Source records
*-*-*

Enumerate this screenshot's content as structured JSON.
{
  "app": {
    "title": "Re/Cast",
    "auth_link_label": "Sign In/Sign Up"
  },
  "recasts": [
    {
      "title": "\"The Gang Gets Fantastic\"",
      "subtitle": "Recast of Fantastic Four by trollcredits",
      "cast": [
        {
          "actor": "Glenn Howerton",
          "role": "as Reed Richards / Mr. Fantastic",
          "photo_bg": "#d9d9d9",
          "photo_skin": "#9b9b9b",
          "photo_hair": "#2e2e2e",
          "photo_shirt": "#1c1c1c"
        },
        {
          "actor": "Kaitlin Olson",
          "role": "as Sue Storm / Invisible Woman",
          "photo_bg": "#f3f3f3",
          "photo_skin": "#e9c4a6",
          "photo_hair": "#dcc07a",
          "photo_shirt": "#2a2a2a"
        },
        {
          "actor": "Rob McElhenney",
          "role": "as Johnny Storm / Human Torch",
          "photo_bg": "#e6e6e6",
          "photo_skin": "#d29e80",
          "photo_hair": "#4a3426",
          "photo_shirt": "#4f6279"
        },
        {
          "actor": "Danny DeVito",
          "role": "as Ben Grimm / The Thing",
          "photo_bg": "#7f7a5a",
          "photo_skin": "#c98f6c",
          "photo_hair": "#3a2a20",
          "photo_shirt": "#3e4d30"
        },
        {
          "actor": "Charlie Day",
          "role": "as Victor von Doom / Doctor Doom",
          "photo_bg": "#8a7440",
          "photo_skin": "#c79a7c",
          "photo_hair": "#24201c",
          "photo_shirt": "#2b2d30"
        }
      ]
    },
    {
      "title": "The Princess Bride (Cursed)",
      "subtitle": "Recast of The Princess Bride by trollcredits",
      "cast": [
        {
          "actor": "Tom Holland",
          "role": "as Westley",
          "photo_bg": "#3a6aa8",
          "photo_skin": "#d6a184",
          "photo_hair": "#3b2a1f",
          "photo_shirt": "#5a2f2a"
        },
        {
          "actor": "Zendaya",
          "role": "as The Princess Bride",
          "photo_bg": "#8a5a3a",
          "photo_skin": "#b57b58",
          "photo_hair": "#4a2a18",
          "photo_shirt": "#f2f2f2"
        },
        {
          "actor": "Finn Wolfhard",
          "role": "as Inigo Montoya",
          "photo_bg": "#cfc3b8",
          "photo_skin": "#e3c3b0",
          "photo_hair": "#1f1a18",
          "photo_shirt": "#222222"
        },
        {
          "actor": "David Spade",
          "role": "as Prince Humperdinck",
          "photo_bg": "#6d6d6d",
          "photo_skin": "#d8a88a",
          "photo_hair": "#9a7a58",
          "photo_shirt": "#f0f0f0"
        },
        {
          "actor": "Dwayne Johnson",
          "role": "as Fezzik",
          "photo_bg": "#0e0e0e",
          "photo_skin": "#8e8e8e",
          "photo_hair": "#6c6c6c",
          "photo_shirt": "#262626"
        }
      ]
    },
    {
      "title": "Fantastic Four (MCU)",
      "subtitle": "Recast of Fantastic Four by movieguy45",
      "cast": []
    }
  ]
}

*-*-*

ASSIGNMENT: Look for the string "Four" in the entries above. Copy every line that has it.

COMPLETED EXERCISE:
      "subtitle": "Recast of Fantastic Four by trollcredits",
      "title": "Fantastic Four (MCU)",
      "subtitle": "Recast of Fantastic Four by movieguy45",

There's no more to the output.